Component data from apps and pages:
____

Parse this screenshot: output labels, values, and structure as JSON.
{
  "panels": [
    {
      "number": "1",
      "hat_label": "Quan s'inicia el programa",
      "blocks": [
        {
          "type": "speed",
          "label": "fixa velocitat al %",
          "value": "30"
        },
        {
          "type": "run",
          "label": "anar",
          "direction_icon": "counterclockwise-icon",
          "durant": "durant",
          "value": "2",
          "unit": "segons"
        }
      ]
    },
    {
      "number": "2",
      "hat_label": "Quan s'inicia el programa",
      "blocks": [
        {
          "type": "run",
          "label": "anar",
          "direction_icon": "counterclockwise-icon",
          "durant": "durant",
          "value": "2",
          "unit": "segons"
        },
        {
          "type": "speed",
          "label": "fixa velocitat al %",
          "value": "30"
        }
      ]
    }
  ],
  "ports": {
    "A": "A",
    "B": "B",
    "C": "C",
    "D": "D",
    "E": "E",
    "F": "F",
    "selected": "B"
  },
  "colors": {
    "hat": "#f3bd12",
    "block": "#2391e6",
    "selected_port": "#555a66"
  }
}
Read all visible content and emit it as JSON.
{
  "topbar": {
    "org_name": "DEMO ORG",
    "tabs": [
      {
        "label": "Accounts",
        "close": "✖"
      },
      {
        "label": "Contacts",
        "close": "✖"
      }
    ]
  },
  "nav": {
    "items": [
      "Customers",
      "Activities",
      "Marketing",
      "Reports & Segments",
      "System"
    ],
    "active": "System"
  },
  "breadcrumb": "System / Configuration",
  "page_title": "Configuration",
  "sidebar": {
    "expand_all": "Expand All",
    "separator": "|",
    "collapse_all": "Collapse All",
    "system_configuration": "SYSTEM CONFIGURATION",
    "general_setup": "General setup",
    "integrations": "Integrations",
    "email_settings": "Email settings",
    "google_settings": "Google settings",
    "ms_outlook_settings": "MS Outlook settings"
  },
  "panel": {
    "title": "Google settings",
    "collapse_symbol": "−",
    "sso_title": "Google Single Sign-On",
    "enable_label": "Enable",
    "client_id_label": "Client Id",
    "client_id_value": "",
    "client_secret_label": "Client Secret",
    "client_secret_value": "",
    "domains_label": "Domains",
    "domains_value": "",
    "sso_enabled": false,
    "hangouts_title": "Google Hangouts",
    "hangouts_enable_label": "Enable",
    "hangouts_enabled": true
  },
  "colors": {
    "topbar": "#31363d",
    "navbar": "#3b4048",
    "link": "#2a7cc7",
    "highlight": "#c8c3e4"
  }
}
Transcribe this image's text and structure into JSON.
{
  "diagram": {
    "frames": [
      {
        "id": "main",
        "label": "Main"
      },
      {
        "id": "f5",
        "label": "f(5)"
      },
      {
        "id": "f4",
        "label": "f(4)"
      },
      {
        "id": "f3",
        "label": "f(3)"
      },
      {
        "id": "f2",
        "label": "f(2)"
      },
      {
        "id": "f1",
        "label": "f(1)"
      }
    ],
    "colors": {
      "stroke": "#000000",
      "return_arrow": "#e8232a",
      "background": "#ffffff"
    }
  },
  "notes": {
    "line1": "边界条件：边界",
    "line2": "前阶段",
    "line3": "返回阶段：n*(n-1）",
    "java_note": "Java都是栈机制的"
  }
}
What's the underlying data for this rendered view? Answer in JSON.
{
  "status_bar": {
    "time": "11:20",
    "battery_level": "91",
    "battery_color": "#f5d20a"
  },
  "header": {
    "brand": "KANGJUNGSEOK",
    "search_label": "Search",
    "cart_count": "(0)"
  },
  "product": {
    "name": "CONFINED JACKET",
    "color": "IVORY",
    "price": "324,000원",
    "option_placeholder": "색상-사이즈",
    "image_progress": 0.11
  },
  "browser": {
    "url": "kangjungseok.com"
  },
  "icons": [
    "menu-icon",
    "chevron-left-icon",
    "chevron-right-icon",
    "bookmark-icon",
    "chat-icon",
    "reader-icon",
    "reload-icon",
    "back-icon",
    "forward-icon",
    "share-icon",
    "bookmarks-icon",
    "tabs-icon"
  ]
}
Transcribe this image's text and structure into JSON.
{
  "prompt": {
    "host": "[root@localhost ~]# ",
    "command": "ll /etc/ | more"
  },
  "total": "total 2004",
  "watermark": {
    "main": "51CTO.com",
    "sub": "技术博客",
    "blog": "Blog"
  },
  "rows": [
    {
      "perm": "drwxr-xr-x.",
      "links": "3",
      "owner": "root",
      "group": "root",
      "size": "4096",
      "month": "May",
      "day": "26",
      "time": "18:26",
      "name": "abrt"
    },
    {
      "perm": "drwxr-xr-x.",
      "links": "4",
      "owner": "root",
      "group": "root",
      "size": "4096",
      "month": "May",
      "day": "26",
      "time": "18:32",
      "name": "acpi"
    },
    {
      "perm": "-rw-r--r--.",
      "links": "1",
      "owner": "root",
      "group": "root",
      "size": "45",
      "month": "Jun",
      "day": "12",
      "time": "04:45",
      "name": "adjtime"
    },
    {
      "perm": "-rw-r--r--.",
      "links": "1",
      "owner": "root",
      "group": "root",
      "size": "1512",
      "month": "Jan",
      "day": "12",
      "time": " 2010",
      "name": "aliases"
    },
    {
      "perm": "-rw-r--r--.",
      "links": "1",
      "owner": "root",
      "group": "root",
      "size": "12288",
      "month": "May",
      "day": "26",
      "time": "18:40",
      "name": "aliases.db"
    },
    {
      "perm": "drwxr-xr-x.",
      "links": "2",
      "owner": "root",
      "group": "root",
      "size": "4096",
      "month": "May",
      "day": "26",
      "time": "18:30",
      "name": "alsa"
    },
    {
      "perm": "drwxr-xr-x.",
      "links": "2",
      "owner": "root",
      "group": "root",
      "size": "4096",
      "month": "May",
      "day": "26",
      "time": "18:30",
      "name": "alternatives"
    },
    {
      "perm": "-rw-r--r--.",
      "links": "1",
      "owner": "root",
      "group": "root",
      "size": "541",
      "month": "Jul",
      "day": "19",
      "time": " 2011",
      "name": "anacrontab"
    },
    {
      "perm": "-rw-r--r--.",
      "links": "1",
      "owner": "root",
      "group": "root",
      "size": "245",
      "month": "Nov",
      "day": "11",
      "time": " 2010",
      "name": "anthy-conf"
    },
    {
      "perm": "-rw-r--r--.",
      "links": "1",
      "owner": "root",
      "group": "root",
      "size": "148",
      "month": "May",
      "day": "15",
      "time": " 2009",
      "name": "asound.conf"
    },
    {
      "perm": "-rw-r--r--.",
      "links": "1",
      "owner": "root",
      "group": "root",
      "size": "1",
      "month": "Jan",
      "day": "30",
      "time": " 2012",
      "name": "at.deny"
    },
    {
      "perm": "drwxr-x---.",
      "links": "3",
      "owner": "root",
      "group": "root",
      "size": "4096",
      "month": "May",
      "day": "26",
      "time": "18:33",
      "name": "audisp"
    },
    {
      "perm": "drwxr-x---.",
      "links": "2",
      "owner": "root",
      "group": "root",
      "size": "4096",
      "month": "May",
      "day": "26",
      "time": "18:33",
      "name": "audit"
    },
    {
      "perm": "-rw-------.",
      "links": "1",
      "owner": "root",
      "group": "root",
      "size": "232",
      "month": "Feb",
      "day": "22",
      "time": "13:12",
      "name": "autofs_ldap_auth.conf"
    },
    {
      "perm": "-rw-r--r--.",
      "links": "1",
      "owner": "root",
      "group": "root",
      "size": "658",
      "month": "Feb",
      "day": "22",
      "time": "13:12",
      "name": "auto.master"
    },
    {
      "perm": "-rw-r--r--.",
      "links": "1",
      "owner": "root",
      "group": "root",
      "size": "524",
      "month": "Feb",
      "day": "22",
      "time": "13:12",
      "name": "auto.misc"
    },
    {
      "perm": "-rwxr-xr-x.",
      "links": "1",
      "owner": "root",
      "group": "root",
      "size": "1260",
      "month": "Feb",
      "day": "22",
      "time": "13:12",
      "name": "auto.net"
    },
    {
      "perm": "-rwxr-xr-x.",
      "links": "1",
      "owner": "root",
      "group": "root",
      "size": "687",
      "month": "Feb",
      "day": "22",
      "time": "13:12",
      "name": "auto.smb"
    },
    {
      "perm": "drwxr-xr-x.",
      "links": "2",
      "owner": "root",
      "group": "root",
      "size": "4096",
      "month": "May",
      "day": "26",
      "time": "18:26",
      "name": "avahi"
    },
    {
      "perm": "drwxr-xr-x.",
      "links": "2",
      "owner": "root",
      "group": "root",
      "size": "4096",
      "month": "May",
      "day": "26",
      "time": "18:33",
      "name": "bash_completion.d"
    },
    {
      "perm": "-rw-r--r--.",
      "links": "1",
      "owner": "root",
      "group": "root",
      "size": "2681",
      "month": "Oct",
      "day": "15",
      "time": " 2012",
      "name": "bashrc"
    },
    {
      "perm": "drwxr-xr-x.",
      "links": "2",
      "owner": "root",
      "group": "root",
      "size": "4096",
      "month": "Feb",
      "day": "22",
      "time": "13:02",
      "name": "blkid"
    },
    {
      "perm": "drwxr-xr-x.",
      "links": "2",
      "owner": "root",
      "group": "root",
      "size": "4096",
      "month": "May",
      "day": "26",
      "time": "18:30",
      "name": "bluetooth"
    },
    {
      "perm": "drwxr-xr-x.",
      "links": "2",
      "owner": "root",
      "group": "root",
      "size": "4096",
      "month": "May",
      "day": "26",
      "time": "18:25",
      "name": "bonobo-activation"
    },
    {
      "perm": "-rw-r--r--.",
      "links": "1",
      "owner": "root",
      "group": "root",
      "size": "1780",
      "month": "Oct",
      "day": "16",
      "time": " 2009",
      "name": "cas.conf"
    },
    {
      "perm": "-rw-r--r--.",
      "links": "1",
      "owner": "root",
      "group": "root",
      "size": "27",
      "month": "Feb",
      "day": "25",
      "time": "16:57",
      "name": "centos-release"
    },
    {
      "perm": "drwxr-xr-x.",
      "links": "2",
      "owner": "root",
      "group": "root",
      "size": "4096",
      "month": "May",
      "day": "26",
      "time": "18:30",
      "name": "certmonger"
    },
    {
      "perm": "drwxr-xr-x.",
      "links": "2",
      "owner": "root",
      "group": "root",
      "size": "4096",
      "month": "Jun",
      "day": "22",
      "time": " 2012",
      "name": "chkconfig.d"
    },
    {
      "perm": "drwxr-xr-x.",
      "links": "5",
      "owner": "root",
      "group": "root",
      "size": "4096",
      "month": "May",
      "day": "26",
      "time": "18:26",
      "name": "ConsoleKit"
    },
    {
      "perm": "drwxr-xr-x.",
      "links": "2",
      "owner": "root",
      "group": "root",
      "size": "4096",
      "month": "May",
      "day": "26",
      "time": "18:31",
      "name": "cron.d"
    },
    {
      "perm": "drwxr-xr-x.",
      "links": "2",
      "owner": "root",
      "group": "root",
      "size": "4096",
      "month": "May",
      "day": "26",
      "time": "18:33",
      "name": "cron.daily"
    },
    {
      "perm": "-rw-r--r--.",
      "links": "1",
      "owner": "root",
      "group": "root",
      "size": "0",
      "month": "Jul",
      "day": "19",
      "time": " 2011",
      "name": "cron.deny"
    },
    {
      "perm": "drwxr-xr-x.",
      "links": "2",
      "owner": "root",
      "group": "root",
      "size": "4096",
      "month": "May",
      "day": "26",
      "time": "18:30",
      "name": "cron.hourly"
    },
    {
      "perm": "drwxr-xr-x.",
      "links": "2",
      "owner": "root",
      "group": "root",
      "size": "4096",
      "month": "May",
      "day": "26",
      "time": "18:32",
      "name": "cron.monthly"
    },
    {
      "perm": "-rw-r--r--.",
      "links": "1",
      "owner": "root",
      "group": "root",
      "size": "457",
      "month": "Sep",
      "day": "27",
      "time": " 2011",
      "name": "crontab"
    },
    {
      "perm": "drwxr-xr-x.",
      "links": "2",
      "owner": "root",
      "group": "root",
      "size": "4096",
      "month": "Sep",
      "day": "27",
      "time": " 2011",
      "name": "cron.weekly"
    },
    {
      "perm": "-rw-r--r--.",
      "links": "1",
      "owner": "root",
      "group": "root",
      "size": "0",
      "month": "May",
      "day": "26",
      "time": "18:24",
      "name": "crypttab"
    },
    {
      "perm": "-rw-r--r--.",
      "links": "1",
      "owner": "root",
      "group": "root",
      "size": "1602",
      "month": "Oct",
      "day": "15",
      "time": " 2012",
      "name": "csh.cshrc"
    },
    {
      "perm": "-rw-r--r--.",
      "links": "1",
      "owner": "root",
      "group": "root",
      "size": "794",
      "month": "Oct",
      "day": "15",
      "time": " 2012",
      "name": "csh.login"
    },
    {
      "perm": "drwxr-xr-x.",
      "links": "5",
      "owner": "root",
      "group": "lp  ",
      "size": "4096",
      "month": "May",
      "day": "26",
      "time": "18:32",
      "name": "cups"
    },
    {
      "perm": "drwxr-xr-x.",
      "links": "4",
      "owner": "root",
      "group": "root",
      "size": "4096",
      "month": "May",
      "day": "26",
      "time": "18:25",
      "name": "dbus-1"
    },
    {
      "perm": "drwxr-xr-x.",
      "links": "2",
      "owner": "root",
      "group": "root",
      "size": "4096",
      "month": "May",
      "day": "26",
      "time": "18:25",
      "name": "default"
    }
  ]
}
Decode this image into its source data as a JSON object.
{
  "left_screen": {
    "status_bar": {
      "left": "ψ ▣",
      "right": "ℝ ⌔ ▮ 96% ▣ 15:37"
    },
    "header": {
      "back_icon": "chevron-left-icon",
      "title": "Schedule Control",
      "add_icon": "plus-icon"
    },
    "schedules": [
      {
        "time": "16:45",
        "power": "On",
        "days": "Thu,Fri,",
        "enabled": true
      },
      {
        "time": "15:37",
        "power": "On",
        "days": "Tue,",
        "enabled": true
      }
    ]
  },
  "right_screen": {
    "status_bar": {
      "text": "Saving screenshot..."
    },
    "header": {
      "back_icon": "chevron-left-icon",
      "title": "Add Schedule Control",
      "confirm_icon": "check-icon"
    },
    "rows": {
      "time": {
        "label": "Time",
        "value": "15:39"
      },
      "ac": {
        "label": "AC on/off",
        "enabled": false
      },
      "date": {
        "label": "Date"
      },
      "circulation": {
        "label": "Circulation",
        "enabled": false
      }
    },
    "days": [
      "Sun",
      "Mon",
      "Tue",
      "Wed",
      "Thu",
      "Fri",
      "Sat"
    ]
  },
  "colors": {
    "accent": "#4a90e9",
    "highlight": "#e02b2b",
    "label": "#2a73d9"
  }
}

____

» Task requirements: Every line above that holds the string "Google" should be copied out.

» The answer:
    "google_settings": "Google settings",
    "title": "Google settings",
    "sso_title": "Google Single Sign-On",
    "hangouts_title": "Google Hangouts",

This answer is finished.